• Information:
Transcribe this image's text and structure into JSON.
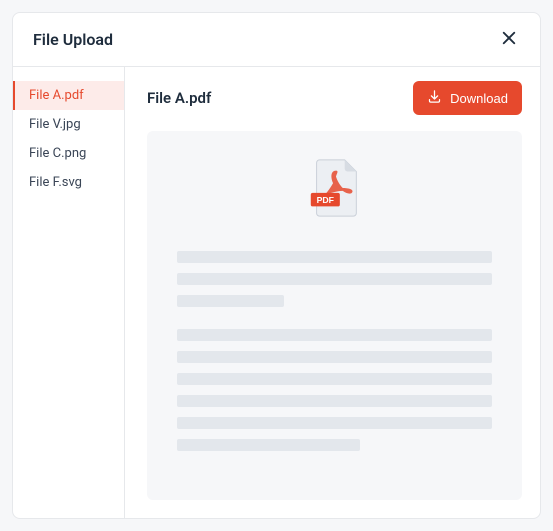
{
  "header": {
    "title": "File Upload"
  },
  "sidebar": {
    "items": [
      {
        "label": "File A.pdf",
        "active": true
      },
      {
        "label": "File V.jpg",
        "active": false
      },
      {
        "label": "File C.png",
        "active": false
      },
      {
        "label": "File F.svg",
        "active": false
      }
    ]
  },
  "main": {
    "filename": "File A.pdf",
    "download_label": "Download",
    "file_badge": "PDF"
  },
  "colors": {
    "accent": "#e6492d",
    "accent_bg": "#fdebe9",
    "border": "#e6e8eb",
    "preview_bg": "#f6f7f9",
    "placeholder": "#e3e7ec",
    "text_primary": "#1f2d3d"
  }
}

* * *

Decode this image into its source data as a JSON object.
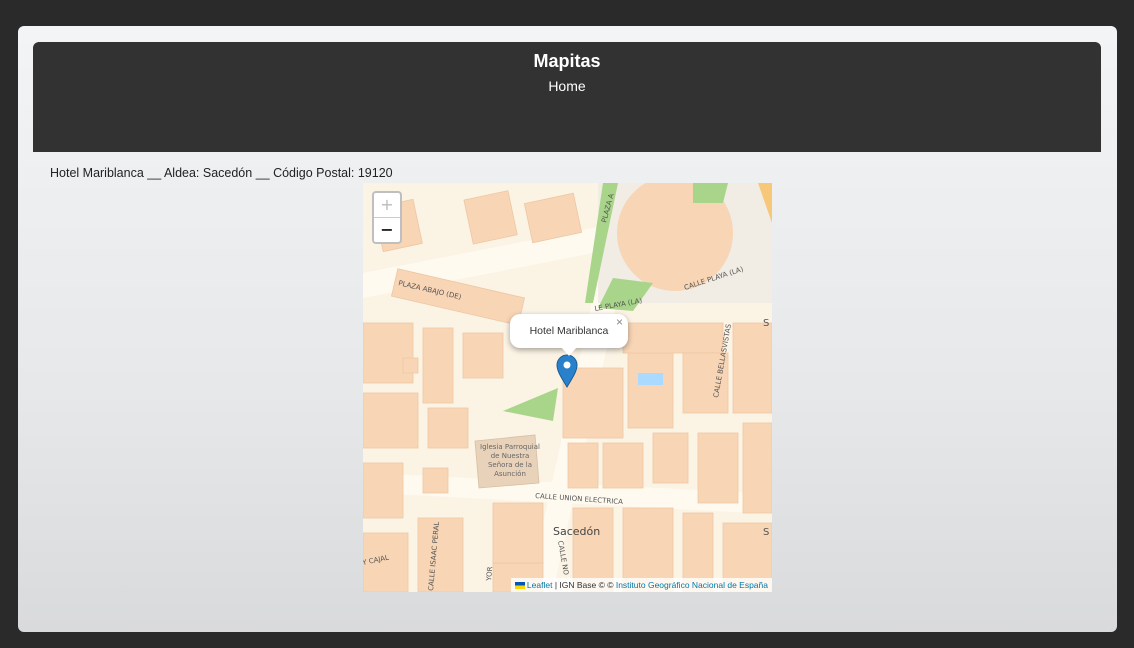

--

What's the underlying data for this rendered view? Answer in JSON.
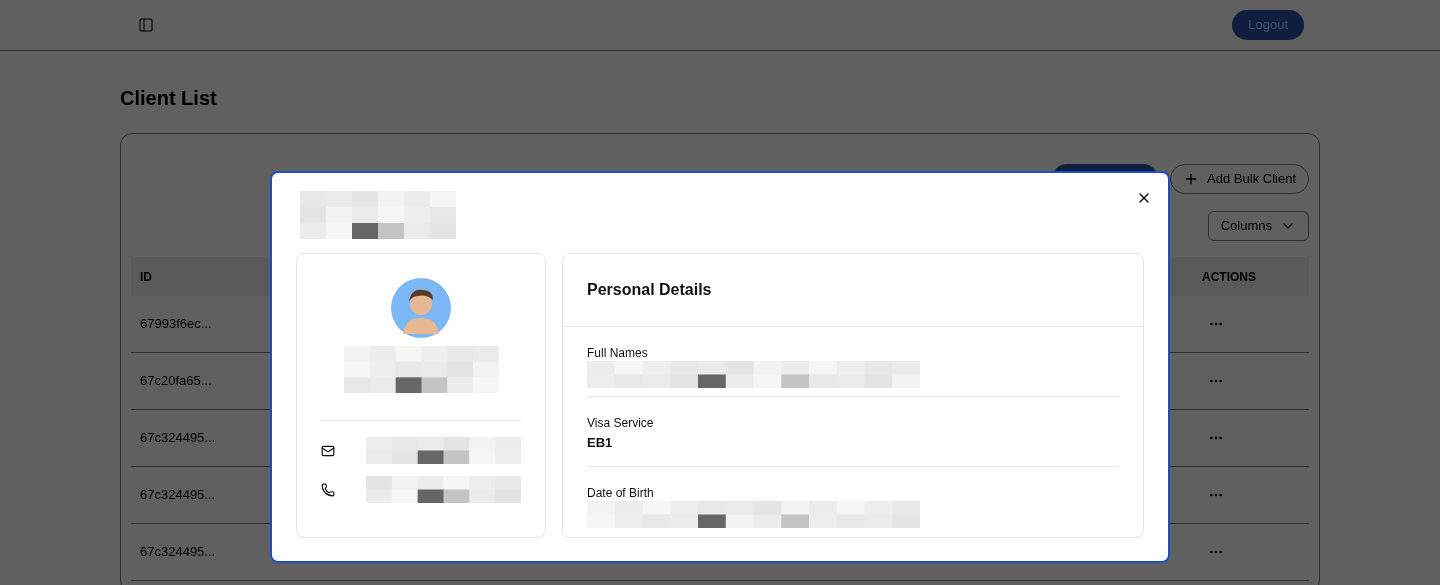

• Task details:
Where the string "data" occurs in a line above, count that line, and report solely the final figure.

• Solution to the problem:
2